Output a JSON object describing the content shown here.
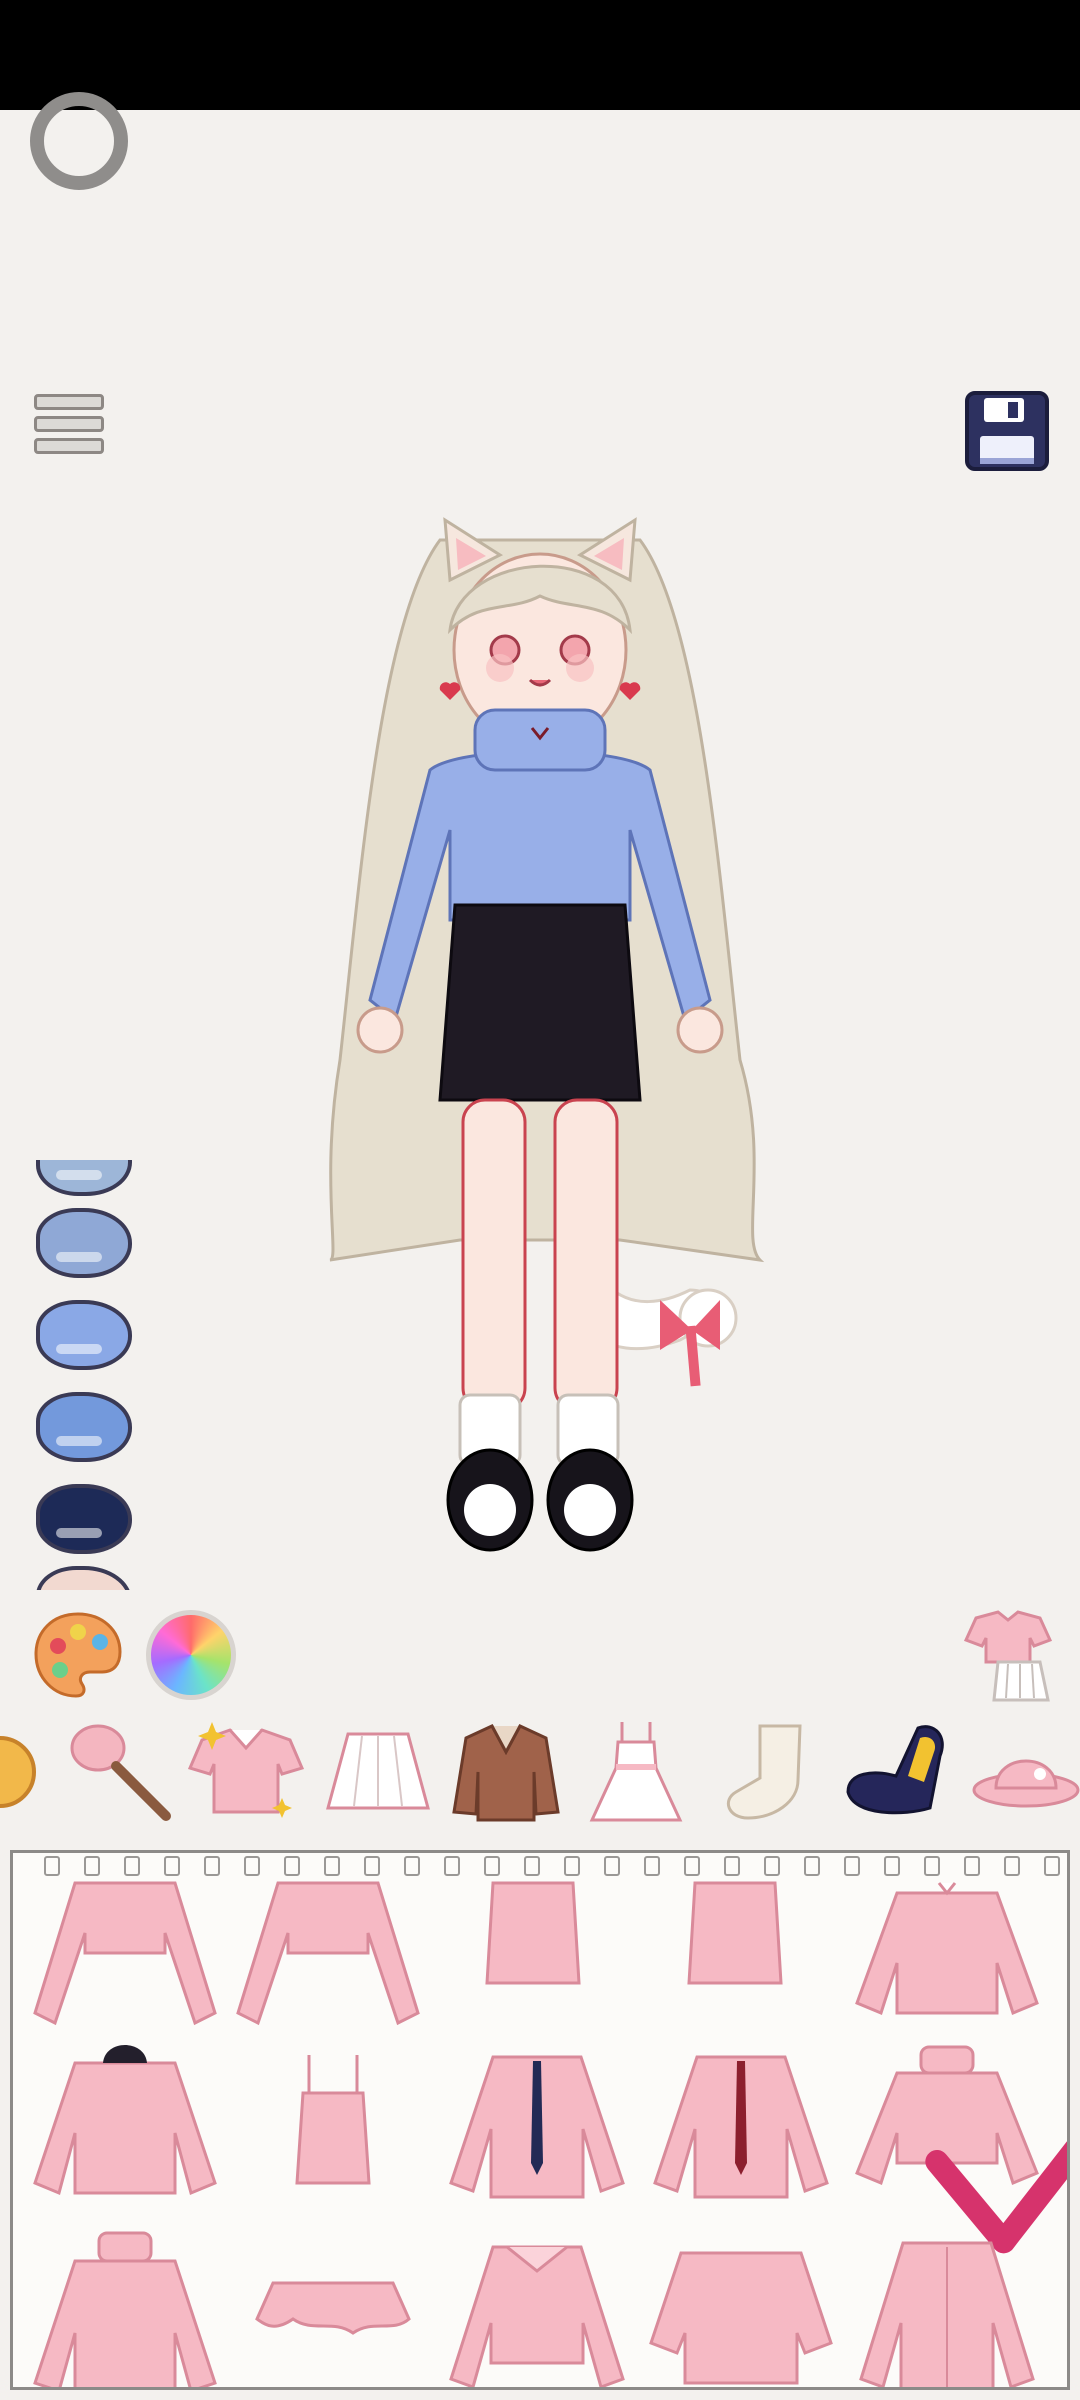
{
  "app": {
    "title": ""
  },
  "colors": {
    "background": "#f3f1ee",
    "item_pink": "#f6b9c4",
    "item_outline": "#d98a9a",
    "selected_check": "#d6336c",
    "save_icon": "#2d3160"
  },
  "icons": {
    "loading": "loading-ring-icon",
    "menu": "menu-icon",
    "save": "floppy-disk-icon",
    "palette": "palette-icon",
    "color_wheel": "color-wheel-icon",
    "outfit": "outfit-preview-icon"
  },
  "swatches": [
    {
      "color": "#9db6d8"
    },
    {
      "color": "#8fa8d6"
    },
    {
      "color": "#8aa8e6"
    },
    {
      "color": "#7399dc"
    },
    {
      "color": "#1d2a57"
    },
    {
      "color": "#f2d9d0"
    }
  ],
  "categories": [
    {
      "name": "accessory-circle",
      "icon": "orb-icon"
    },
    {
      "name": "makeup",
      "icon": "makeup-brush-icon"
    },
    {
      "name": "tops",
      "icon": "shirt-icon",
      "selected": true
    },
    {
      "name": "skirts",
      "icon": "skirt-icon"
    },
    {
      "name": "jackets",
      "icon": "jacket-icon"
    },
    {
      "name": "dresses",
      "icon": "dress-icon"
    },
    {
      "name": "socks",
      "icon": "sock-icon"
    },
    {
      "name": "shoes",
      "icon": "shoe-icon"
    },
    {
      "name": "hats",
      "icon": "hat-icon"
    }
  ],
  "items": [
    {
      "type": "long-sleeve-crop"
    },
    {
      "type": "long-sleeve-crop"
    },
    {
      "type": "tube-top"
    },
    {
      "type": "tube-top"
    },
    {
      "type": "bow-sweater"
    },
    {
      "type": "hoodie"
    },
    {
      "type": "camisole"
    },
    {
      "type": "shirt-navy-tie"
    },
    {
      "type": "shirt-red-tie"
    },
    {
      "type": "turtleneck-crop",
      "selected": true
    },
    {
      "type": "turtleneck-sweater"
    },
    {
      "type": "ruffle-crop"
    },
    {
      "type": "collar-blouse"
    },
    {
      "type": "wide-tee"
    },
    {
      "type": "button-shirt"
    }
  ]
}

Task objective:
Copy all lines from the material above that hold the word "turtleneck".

Exercise answer:
      "type": "turtleneck-crop",
      "type": "turtleneck-sweater"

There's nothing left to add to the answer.